Which of the following is NOT a vector-borne disease?

  • Correct!

    Influenza is not a vector-borne disease, meaning it is not transmitted to humans indirectly via an insect, an arthropod, or another animal. Malaria and yellow fever are transmitted by mosquitoes. Lyme disease is transmitted by deer ticks.

  • Sorry, that’s incorrect.

    Influenza is not a vector-borne disease, meaning it is not transmitted to humans indirectly via an insect, an arthropod, or another animal. Malaria and yellow fever are transmitted by mosquitoes. Lyme disease is transmitted by deer ticks.

  • Sorry, that’s incorrect.

    Influenza is not a vector-borne disease, meaning it is not transmitted to humans indirectly via an insect, an arthropod, or another animal. Malaria and yellow fever are transmitted by mosquitoes. Lyme disease is transmitted by deer ticks.

  • Sorry, that’s incorrect.

    Influenza is not a vector-borne disease, meaning it is not transmitted to humans indirectly via an insect, an arthropod, or another animal. Malaria and yellow fever are transmitted by mosquitoes. Lyme disease is transmitted by deer ticks.

Infectious Disease Defined

Autoimmune Disease

An umbrella term for a range of conditions in which the immune system mistakenly attacks healthy tissue in the body.

View our full glossary
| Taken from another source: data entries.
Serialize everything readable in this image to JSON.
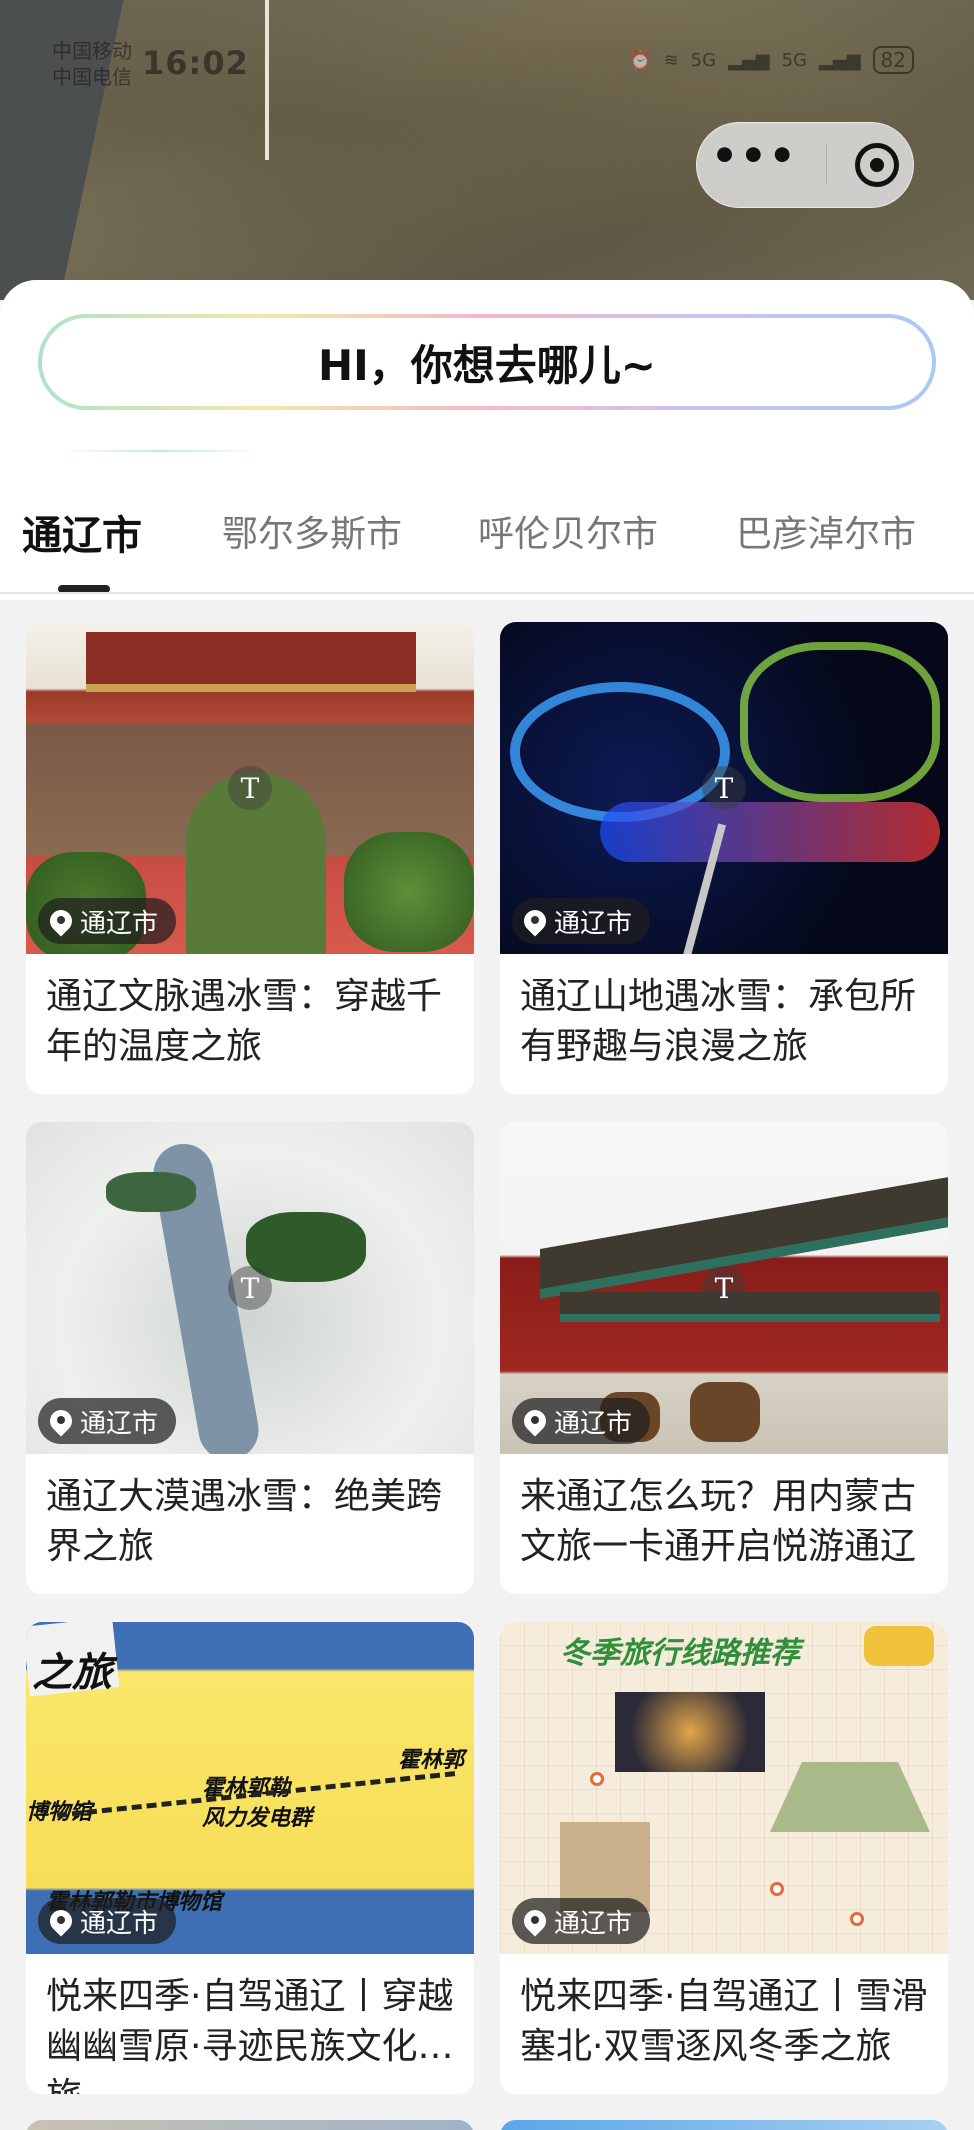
{
  "status_bar": {
    "carrier_1": "中国移动",
    "carrier_2": "中国电信",
    "time": "16:02",
    "signal_1": "5G",
    "signal_2": "5G",
    "battery": "82"
  },
  "search": {
    "prompt": "HI，你想去哪儿~"
  },
  "tabs": [
    {
      "label": "通辽市",
      "active": true
    },
    {
      "label": "鄂尔多斯市",
      "active": false
    },
    {
      "label": "呼伦贝尔市",
      "active": false
    },
    {
      "label": "巴彦淖尔市",
      "active": false
    }
  ],
  "cards": [
    {
      "location": "通辽市",
      "title": "通辽文脉遇冰雪：穿越千年的温度之旅",
      "image": "gate"
    },
    {
      "location": "通辽市",
      "title": "通辽山地遇冰雪：承包所有野趣与浪漫之旅",
      "image": "neon"
    },
    {
      "location": "通辽市",
      "title": "通辽大漠遇冰雪：绝美跨界之旅",
      "image": "desert"
    },
    {
      "location": "通辽市",
      "title": "来通辽怎么玩？用内蒙古文旅一卡通开启悦游通辽",
      "image": "palace"
    },
    {
      "location": "通辽市",
      "title": "悦来四季·自驾通辽丨穿越幽幽雪原·寻迹民族文化之旅",
      "image": "map"
    },
    {
      "location": "通辽市",
      "title": "悦来四季·自驾通辽丨雪滑塞北·双雪逐风冬季之旅",
      "image": "route"
    }
  ],
  "image_text": {
    "map_lbl_1": "之旅",
    "map_lbl_2": "霍林郭勒",
    "map_lbl_3": "风力发电群",
    "map_lbl_4": "霍林郭勒市博物馆",
    "map_lbl_5": "博物馆",
    "map_lbl_6": "霍林郭",
    "route_header": "冬季旅行线路推荐"
  },
  "colors": {
    "accent": "#222222",
    "tab_inactive": "#777777",
    "badge_bg": "#1e1e1e"
  }
}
Disease Watchlist

Botulism

Botulism is caused by Clostridium botulinum bacteria and can be spread through open sores, via contact with soil and untreated water, and by eating canned food that has been improperly preserved. 

Learn More